• Back in 2011, there was scoffing at the idea that radiation from the Japan nuclear meltdown would ever reach here. But minuscule amounts — very tiny and harmless amounts, scientists say — have made their way to the ocean along the West Coast. (U-T)
• The ocean is unusually warm. Seaside nuclear power plants have not been implicated. (U-T)
‘Hostile Takeover’ in North County
Two water districts that serve about 50,000 customers in the northern stretches of the county are fighting over what one calls a “hostile takeover.” (U-T)
• Water use was up by 6 percent in the county in October compared to last year. (NBC 7)
Quick News Hits: ‘Sane’ Gun Law Threatened
• “A sane gun law is under fire in San Diego,” the L.A. Times says in an editorial about the attack on concealed weapon permits.
• The sheriff’s department has shut down a Facebook fan page because a gun dealer got miffed when he wasn’t allowed to make snide comments. (U-T)
• The feds are apprehending fewer unaccompanied kids at the border. (LA Times)
• You (and by you, I mean me) might assume there’s nothing to be found in the Pacific Ocean other than seaweed, sea creatures and a shipwreck or two. How about a sunken drone? That’s what a diver found off Solana Beach, Fox 5 reports, complete with GoPro camera and accessible footage attached. The diver even located the owner, who lost it about a year ago.
Meanwhile, somewhere there’s a whale who’s wondering why the camera adds 10 tons.

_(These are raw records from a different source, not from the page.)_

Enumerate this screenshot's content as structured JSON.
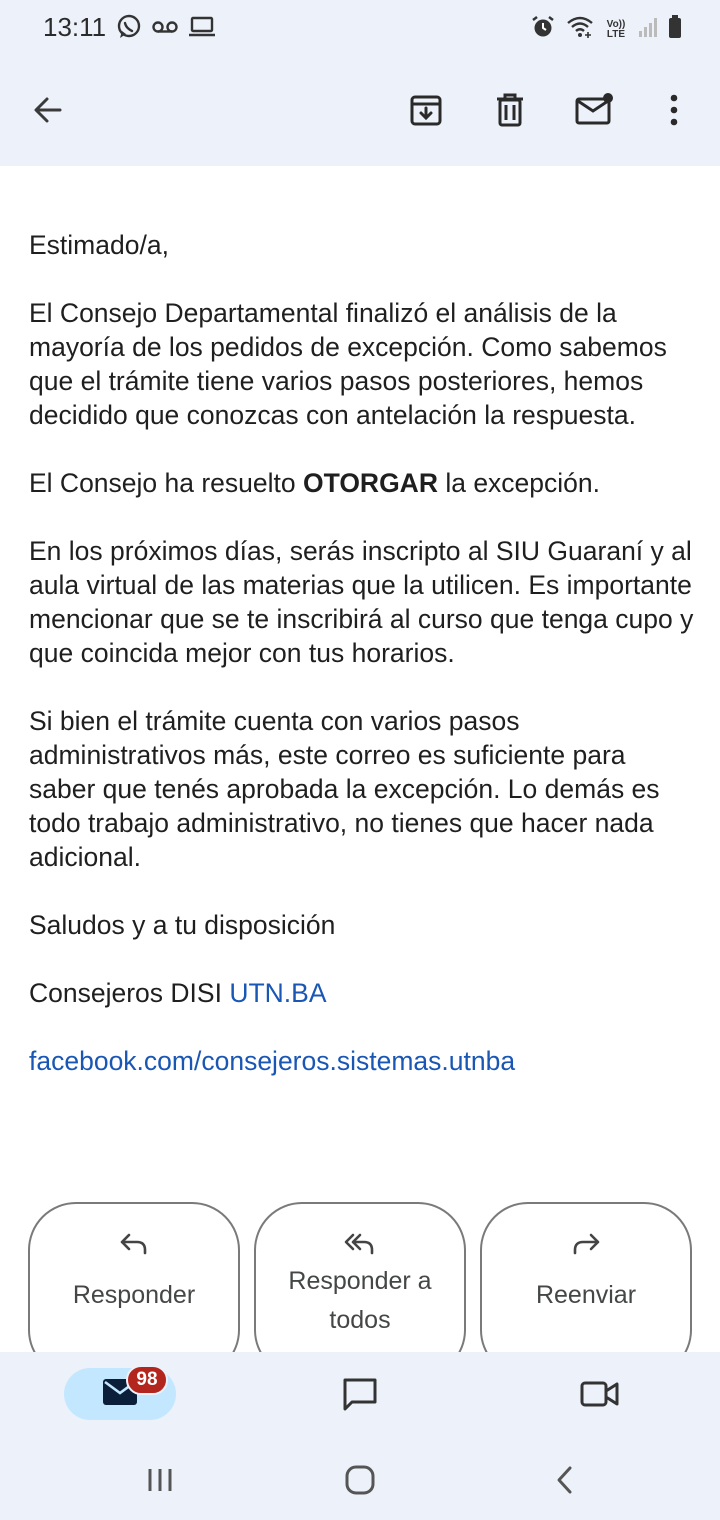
{
  "status_bar": {
    "time": "13:11",
    "left_icons": [
      "whatsapp-icon",
      "voicemail-icon",
      "laptop-icon"
    ],
    "right_icons": [
      "alarm-icon",
      "wifi-icon",
      "volte-icon",
      "signal-icon",
      "battery-icon"
    ],
    "volte_top": "Vo))",
    "volte_bottom": "LTE"
  },
  "toolbar": {
    "icons": [
      "back-arrow-icon",
      "archive-icon",
      "delete-icon",
      "mark-unread-icon",
      "more-vert-icon"
    ]
  },
  "email": {
    "greeting": "Estimado/a,",
    "paragraph1": "El Consejo Departamental finalizó el análisis de la mayoría de los pedidos de excepción. Como sabemos que el trámite tiene varios pasos posteriores, hemos decidido que conozcas con antelación la respuesta.",
    "paragraph2_before": "El Consejo ha resuelto ",
    "paragraph2_bold": "OTORGAR",
    "paragraph2_after": " la excepción.",
    "paragraph3": "En los próximos días, serás inscripto al SIU Guaraní y al aula virtual de las materias que la utilicen. Es importante mencionar que se te inscribirá al curso que tenga cupo y que coincida mejor con tus horarios.",
    "paragraph4": "Si bien el trámite cuenta con varios pasos administrativos más, este correo es suficiente para saber que tenés aprobada la excepción. Lo demás es todo trabajo administrativo, no tienes que hacer nada adicional.",
    "closing": "Saludos y a tu disposición",
    "signature_text": "Consejeros DISI ",
    "signature_link": "UTN.BA",
    "facebook_link": "facebook.com/consejeros.sistemas.utnba"
  },
  "actions": {
    "reply_label": "Responder",
    "reply_all_label": "Responder a todos",
    "forward_label": "Reenviar"
  },
  "bottom_nav": {
    "mail_badge": "98",
    "items": [
      "mail-icon",
      "chat-icon",
      "meet-icon"
    ]
  },
  "system_nav": {
    "items": [
      "recents-icon",
      "home-icon",
      "back-icon"
    ]
  }
}
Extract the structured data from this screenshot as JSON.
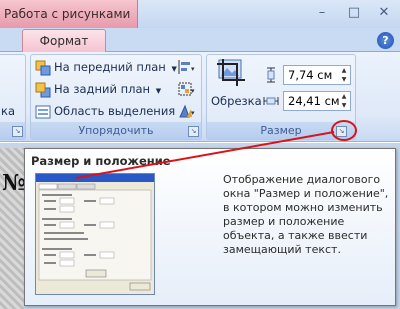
{
  "titlebar": {
    "context_tab": "Работа с рисунками"
  },
  "window_controls": {
    "minimize": "–",
    "maximize": "□",
    "close": "✕"
  },
  "tabs": {
    "format": "Формат",
    "help": "?"
  },
  "arrange_group": {
    "label": "Упорядочить",
    "left_partial": "ка",
    "bring_front": "На передний план",
    "send_back": "На задний план",
    "selection_pane": "Область выделения"
  },
  "size_group": {
    "label": "Размер",
    "crop": "Обрезка",
    "height_value": "7,74 см",
    "width_value": "24,41 см"
  },
  "tooltip": {
    "title": "Размер и положение",
    "body": "Отображение диалогового окна \"Размер и положение\", в котором можно изменить размер и положение объекта, а также ввести замещающий текст."
  },
  "document": {
    "visible_char": "№"
  },
  "colors": {
    "accent_pink": "#e79aac",
    "ribbon_blue": "#dfe9f8",
    "callout_red": "#d8141a"
  }
}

Randy Dotinga is a freelance contributor to Voice of San Diego and president of the American Society of Journalists and Authors. Please contact him directly at firstname.lastname@example.org and follow him on Twitter: twitter.com/rdotinga.